If a line in the records below contains the word "data", copy it.

|---|

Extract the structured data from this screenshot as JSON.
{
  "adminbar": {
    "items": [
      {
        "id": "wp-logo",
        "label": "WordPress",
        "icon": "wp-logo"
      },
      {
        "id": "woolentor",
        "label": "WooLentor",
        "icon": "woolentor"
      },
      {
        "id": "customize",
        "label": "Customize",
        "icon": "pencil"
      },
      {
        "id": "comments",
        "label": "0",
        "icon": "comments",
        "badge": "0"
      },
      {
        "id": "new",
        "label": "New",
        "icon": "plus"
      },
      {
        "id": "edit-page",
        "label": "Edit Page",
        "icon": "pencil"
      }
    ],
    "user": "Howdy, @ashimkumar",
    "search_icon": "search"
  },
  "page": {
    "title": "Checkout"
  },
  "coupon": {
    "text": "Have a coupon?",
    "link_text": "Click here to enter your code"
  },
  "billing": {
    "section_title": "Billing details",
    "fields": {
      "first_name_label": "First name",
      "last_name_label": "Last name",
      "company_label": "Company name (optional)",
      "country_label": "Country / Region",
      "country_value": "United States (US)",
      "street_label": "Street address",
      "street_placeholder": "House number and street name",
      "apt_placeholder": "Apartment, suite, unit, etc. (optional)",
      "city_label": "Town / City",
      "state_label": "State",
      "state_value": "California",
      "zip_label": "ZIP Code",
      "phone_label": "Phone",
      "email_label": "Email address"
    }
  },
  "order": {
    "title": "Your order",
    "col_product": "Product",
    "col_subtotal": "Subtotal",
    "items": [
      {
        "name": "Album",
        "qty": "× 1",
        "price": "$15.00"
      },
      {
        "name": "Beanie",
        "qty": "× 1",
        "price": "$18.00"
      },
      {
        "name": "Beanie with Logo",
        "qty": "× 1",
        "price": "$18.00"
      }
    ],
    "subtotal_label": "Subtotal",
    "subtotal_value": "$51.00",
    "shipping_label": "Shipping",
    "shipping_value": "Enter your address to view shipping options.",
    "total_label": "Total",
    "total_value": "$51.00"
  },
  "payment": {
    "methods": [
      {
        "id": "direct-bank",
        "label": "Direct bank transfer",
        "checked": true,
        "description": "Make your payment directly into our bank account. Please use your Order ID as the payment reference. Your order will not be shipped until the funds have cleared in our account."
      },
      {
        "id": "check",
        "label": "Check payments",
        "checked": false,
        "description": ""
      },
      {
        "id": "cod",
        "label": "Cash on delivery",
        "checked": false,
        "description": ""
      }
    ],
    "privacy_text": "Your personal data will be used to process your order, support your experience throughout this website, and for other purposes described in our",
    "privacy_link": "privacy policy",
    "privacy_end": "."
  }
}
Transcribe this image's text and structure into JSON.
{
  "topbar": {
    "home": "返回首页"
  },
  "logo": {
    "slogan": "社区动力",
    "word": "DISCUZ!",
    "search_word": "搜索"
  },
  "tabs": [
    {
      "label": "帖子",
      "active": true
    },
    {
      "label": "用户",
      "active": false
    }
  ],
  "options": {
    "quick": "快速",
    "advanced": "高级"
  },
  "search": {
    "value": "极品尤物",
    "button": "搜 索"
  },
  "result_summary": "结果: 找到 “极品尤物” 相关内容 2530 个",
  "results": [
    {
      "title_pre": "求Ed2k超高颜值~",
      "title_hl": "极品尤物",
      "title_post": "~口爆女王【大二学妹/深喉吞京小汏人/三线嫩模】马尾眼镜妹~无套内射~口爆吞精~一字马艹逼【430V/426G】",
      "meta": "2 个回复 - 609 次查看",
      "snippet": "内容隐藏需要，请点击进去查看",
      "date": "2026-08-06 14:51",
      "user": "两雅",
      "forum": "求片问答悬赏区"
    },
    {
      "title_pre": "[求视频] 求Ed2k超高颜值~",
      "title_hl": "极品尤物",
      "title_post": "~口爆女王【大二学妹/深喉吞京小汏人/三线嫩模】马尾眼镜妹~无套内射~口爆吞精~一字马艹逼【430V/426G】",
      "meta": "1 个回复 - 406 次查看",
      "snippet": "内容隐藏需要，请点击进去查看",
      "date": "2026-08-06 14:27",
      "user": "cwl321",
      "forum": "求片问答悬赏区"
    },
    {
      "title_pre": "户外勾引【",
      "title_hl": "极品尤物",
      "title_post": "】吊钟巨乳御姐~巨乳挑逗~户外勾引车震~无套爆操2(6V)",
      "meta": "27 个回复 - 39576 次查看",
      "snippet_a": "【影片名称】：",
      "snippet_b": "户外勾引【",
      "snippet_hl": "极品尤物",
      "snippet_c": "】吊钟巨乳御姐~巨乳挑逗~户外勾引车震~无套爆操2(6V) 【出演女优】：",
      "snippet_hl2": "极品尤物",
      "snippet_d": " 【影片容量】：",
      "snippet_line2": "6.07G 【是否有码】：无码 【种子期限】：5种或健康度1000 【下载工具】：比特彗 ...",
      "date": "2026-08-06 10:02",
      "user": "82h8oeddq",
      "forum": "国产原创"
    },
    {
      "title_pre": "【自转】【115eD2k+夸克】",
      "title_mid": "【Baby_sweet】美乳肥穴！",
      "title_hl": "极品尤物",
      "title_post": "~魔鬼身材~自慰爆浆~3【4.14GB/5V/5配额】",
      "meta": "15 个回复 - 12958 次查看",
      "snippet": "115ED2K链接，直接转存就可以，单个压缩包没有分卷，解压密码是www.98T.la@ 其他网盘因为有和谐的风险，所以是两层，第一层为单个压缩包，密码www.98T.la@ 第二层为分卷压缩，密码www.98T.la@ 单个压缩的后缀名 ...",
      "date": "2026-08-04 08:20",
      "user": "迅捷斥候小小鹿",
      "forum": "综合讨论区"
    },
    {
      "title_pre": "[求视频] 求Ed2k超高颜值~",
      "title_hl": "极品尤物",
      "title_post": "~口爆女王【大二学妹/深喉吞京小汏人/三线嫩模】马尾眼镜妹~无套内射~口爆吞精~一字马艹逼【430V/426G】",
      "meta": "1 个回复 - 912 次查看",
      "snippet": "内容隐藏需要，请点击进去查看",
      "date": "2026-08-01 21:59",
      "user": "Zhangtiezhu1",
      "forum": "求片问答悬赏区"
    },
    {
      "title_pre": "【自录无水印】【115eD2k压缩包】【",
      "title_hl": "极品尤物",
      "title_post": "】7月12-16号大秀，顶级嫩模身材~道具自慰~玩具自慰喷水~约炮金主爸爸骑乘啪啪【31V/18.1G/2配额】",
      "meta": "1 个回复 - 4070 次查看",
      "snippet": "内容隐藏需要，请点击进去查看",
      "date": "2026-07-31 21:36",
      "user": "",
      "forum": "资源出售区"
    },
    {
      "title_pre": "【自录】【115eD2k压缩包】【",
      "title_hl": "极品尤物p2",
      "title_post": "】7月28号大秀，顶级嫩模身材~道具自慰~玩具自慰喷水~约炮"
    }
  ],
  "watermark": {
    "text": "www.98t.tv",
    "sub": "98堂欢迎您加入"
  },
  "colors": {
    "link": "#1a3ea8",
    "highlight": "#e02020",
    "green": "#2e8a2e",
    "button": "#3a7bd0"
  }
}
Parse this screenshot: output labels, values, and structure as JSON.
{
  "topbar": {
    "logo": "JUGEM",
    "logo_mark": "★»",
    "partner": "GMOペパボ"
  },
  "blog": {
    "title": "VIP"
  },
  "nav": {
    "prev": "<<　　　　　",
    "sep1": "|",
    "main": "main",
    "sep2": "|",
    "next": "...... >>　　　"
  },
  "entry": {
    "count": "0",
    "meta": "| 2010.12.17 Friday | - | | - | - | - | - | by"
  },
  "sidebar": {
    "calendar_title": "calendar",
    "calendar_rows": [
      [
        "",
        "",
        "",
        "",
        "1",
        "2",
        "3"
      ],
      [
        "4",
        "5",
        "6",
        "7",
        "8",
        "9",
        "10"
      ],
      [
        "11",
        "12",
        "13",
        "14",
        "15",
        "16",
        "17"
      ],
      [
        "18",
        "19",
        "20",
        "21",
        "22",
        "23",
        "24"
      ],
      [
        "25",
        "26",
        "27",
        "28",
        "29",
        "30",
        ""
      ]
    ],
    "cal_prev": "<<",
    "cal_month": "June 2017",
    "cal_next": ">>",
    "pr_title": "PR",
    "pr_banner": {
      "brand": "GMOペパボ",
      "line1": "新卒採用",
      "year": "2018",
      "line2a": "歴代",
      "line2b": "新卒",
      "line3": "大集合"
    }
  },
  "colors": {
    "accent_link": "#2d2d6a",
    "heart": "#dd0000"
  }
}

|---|

### TASK RESULT
Extract the structured data from this screenshot as JSON.
    "privacy_text": "Your personal data will be used to process your order, support your experience throughout this website, and for other purposes described in our",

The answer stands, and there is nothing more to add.